“The Mountaintop” opens the season for the university’s REP Sept. 14-Oct. 8. The play takes you through a fictionalized imagining of the last evening of Martin Luther King Jr.’s life. On that night, King retires to his quiet room in the Lorraine Motel, exhausted after delivering his famous “Mountaintop” speech. A chance meeting with an enthusiastic maid leads him to reflect on his achievements and all the work he has left to do. “From the Author Of…” debuts Nov. 9 and ends its run Dec. 3. After her new book recounting stories of self-inflicted homelessness is labeled a publicity stunt, Meredith Renner is publicly scorned. The PR fix? Meredith takes in a real homeless person with the goal of rehabilitating her. REP resident playwright Chisa Hutchinson is behind this blunt, insightful and amusing play, but warning: mature audiences only. Swing into spring with Shakespeare’s classic comedy of mistaken identity and unrequited love, “Twelfth Night,” April 19-May 6.
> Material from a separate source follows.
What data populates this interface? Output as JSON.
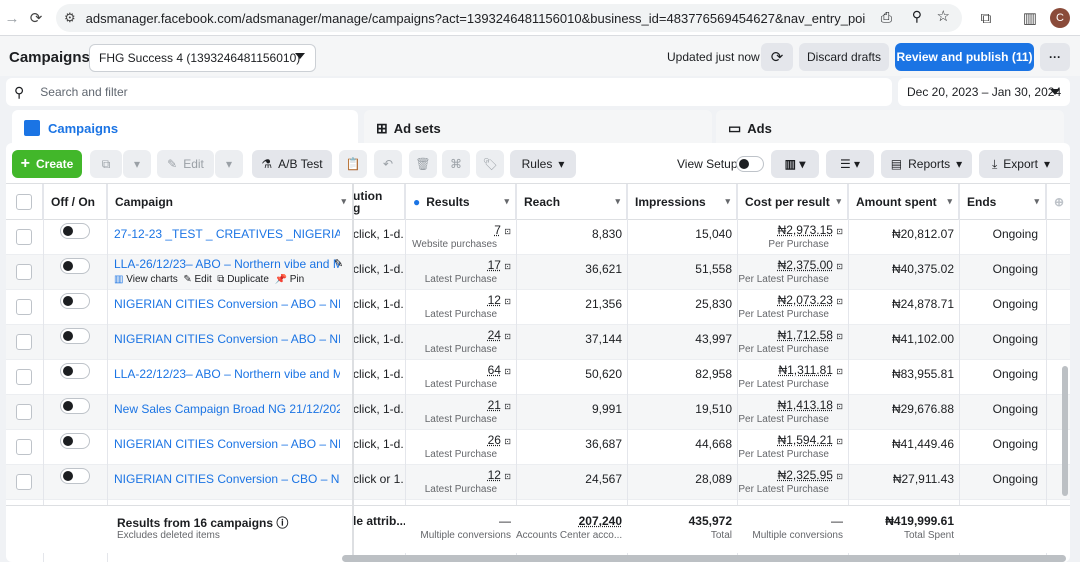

Frauds! Fakes! Trickery! Deceit! No, it’s not an election year, but Winterthur is resplendent with fakes in its current exhibition, “Treasures on Trial: The Art and Science of Detecting Fakes,” through Jan. 7. You’ll learn the sordid tale of one of New York’s oldest and most reputable art galleries, shut down after selling a cool $60 million in forgeries. You’ll see the fake Babe Ruth glove that sold for $200,000. And what about that fake 1787 bottle of Chateau Lafitte purportedly owned by Thomas Jefferson that Bill Koch bought? Catch these and more fakes at this scandalous exhibit. Opening Sept. 9 is a sure-to-be parent fave, “Go to Your Room!” a display of vintage materials dating back to the 1870s that showed how to design spaces with youth in mind. In the tradition Winterthur began with its gorgeous “Downton Abbey” exhibits comes “Eye on the Iconic: Royal Splendor,” in which the replica Queen Elizabeth II coronation gown (as seen on the Netflix series “The Crown”) is on display Oct. 20-Jan. 7. Stay tuned for further “Eye on the Iconic” installments, which will feature one singular item worth all the fuss.